[[ Provided material, beginning ]]
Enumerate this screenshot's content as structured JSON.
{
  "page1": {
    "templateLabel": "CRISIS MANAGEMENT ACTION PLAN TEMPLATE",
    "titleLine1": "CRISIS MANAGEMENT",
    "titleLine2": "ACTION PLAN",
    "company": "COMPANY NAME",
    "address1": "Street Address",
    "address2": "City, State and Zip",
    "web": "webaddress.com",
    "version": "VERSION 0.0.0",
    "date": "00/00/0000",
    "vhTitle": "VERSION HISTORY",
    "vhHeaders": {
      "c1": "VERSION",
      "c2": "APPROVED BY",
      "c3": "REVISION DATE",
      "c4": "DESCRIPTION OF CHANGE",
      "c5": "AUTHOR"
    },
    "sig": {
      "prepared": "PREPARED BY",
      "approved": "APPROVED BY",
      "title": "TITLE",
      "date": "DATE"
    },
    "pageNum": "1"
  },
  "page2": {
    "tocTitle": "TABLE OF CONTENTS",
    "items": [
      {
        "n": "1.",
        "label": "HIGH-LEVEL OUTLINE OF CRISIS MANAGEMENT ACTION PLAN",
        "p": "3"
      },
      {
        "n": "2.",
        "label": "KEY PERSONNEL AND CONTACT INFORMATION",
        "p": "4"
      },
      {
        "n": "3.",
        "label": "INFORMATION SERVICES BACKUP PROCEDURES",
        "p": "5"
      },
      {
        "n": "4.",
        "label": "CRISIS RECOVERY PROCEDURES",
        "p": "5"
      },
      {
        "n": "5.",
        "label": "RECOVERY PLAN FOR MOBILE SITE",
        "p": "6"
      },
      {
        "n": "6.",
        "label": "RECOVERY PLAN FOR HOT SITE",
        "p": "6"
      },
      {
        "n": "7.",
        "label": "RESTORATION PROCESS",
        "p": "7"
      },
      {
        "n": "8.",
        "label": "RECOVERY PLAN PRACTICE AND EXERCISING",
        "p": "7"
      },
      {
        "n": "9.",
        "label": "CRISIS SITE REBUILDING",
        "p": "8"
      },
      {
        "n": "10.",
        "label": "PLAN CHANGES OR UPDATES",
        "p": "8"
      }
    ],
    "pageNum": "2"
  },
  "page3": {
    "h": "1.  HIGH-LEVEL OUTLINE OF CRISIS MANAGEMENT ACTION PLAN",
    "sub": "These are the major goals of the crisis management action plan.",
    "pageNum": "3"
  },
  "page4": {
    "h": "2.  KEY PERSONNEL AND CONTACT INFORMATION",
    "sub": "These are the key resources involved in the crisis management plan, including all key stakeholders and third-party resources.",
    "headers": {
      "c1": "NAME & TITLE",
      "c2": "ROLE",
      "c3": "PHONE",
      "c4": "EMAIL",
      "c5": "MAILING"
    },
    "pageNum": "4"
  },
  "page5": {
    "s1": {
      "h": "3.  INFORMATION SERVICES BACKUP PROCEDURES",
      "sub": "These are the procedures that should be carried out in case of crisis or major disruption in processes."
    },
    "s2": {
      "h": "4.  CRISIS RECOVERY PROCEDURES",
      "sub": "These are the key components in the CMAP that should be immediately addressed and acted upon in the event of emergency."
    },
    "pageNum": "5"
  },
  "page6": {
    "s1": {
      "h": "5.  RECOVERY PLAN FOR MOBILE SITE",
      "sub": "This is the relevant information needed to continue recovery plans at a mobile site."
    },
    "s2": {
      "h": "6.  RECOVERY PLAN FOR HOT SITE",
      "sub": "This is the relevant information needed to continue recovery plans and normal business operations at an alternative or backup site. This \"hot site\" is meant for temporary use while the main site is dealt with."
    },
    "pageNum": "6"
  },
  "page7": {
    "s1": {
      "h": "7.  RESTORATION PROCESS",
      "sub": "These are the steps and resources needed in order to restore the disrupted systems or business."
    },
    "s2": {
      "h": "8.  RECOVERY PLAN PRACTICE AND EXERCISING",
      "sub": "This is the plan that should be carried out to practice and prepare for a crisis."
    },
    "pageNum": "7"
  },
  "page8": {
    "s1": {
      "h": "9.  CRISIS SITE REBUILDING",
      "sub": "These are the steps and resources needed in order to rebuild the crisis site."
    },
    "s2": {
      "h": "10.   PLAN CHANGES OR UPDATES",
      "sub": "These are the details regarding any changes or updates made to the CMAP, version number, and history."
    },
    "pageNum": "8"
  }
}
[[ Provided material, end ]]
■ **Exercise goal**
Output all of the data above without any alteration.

■ **Task solution**
Enumerate this screenshot's content as structured JSON.
{
  "page1": {
    "templateLabel": "CRISIS MANAGEMENT ACTION PLAN TEMPLATE",
    "titleLine1": "CRISIS MANAGEMENT",
    "titleLine2": "ACTION PLAN",
    "company": "COMPANY NAME",
    "address1": "Street Address",
    "address2": "City, State and Zip",
    "web": "webaddress.com",
    "version": "VERSION 0.0.0",
    "date": "00/00/0000",
    "vhTitle": "VERSION HISTORY",
    "vhHeaders": {
      "c1": "VERSION",
      "c2": "APPROVED BY",
      "c3": "REVISION DATE",
      "c4": "DESCRIPTION OF CHANGE",
      "c5": "AUTHOR"
    },
    "sig": {
      "prepared": "PREPARED BY",
      "approved": "APPROVED BY",
      "title": "TITLE",
      "date": "DATE"
    },
    "pageNum": "1"
  },
  "page2": {
    "tocTitle": "TABLE OF CONTENTS",
    "items": [
      {
        "n": "1.",
        "label": "HIGH-LEVEL OUTLINE OF CRISIS MANAGEMENT ACTION PLAN",
        "p": "3"
      },
      {
        "n": "2.",
        "label": "KEY PERSONNEL AND CONTACT INFORMATION",
        "p": "4"
      },
      {
        "n": "3.",
        "label": "INFORMATION SERVICES BACKUP PROCEDURES",
        "p": "5"
      },
      {
        "n": "4.",
        "label": "CRISIS RECOVERY PROCEDURES",
        "p": "5"
      },
      {
        "n": "5.",
        "label": "RECOVERY PLAN FOR MOBILE SITE",
        "p": "6"
      },
      {
        "n": "6.",
        "label": "RECOVERY PLAN FOR HOT SITE",
        "p": "6"
      },
      {
        "n": "7.",
        "label": "RESTORATION PROCESS",
        "p": "7"
      },
      {
        "n": "8.",
        "label": "RECOVERY PLAN PRACTICE AND EXERCISING",
        "p": "7"
      },
      {
        "n": "9.",
        "label": "CRISIS SITE REBUILDING",
        "p": "8"
      },
      {
        "n": "10.",
        "label": "PLAN CHANGES OR UPDATES",
        "p": "8"
      }
    ],
    "pageNum": "2"
  },
  "page3": {
    "h": "1.  HIGH-LEVEL OUTLINE OF CRISIS MANAGEMENT ACTION PLAN",
    "sub": "These are the major goals of the crisis management action plan.",
    "pageNum": "3"
  },
  "page4": {
    "h": "2.  KEY PERSONNEL AND CONTACT INFORMATION",
    "sub": "These are the key resources involved in the crisis management plan, including all key stakeholders and third-party resources.",
    "headers": {
      "c1": "NAME & TITLE",
      "c2": "ROLE",
      "c3": "PHONE",
      "c4": "EMAIL",
      "c5": "MAILING"
    },
    "pageNum": "4"
  },
  "page5": {
    "s1": {
      "h": "3.  INFORMATION SERVICES BACKUP PROCEDURES",
      "sub": "These are the procedures that should be carried out in case of crisis or major disruption in processes."
    },
    "s2": {
      "h": "4.  CRISIS RECOVERY PROCEDURES",
      "sub": "These are the key components in the CMAP that should be immediately addressed and acted upon in the event of emergency."
    },
    "pageNum": "5"
  },
  "page6": {
    "s1": {
      "h": "5.  RECOVERY PLAN FOR MOBILE SITE",
      "sub": "This is the relevant information needed to continue recovery plans at a mobile site."
    },
    "s2": {
      "h": "6.  RECOVERY PLAN FOR HOT SITE",
      "sub": "This is the relevant information needed to continue recovery plans and normal business operations at an alternative or backup site. This \"hot site\" is meant for temporary use while the main site is dealt with."
    },
    "pageNum": "6"
  },
  "page7": {
    "s1": {
      "h": "7.  RESTORATION PROCESS",
      "sub": "These are the steps and resources needed in order to restore the disrupted systems or business."
    },
    "s2": {
      "h": "8.  RECOVERY PLAN PRACTICE AND EXERCISING",
      "sub": "This is the plan that should be carried out to practice and prepare for a crisis."
    },
    "pageNum": "7"
  },
  "page8": {
    "s1": {
      "h": "9.  CRISIS SITE REBUILDING",
      "sub": "These are the steps and resources needed in order to rebuild the crisis site."
    },
    "s2": {
      "h": "10.   PLAN CHANGES OR UPDATES",
      "sub": "These are the details regarding any changes or updates made to the CMAP, version number, and history."
    },
    "pageNum": "8"
  }
}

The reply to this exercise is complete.